SK Telecom, the country’s biggest mobile carrier, is planning to start its commercial service in Seoul from July. It is taking quick steps to be the first to provide the 4G service, effectively dealing with the explosive increase of data usage following the smartphone boom and continuing to lead the market.
The telecom firm is to choose suppliers for the 4G device this month. It has been testing devices of Samsung Electronics, LG-Ericsson, Nokia Siemens and Alcatel Lucent.
After the commercialization of its service in Seoul, it will be expanded to the metropolitan area and major cities around the country next year. The service will become available nationwide by 2013. SK Telecom also plans to present 4G smartphone this year.
LG Uplus is showing more aggressiveness. Due to late moves in the 3G market, the smallest carrier suffered a painful defeat in the smartphone market. LG has already selected LG-Ericsson, Samsung Electronics, and Nokia-Siemens as suppliers.
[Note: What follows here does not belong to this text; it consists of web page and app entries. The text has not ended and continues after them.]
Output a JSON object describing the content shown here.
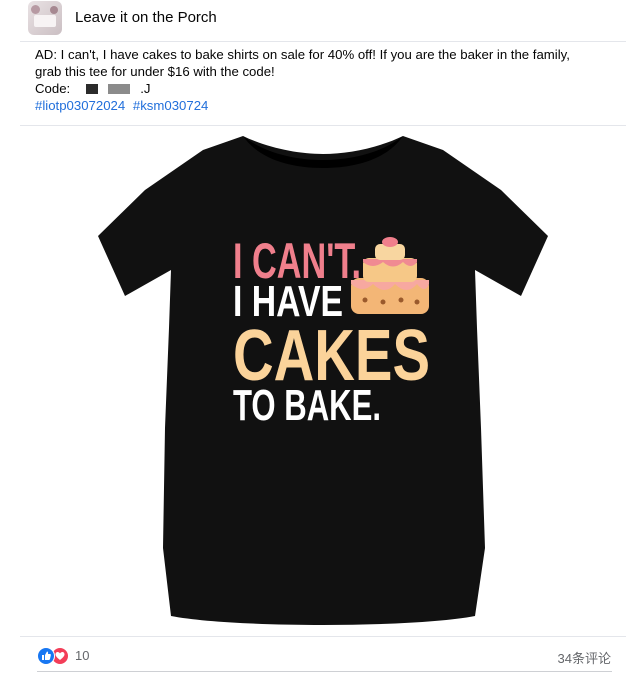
{
  "post": {
    "page_name": "Leave it on the Porch",
    "text_line1": "AD: I can't, I have cakes to bake shirts on sale for 40% off! If you are the baker in the family,",
    "text_line2": "grab this tee for under $16 with the code!",
    "code_label": "Code:",
    "code_suffix": ".J",
    "hashtags": [
      "#liotp03072024",
      "#ksm030724"
    ]
  },
  "image": {
    "tee_line1": "I CAN'T.",
    "tee_line2": "I HAVE",
    "tee_line3": "CAKES",
    "tee_line4": "TO BAKE.",
    "colors": {
      "shirt": "#111111",
      "pink": "#f07f8c",
      "cream": "#fbd39a",
      "white": "#ffffff",
      "cake": "#f3b676"
    }
  },
  "footer": {
    "reactions": [
      "like-icon",
      "love-icon"
    ],
    "reaction_count": "10",
    "comment_count": "34条评论"
  }
}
Though SK Telecom will be the first to launch the service LG Uplus plans to start a nationwide service faster than the other players. It will also present a dual mode handset that supports both 2G CDMA and LTE in the latter half of this year, and launch a single mode set when the nationwide network is set.
It has been setting up a multimode station, which would roam 2G, 3G and 4G devices. The multimode station would decrease electricity consumption by half. Currently, around 1,300 multimode stations are set up, and LG Uplus has only to insert 4G devices there. The mobile carrier is building bank stations as well, where it has only to set up additional modules to provide an LTE service.
KT, the biggest beneficiary of the smartphone boom, is set to invest 1.67 trillion won in LTE by 2014. The carrier is planning a commercial service in Seoul early next year, and the nationwide service is likely to come in 2013.
It will take time for the carriers to see a profitable return following huge investment. Among over 50 million mobile phone subscribers in the country, over 20 million are still using 2G, let alone 3G. It will take time for consumers to switch to 4G.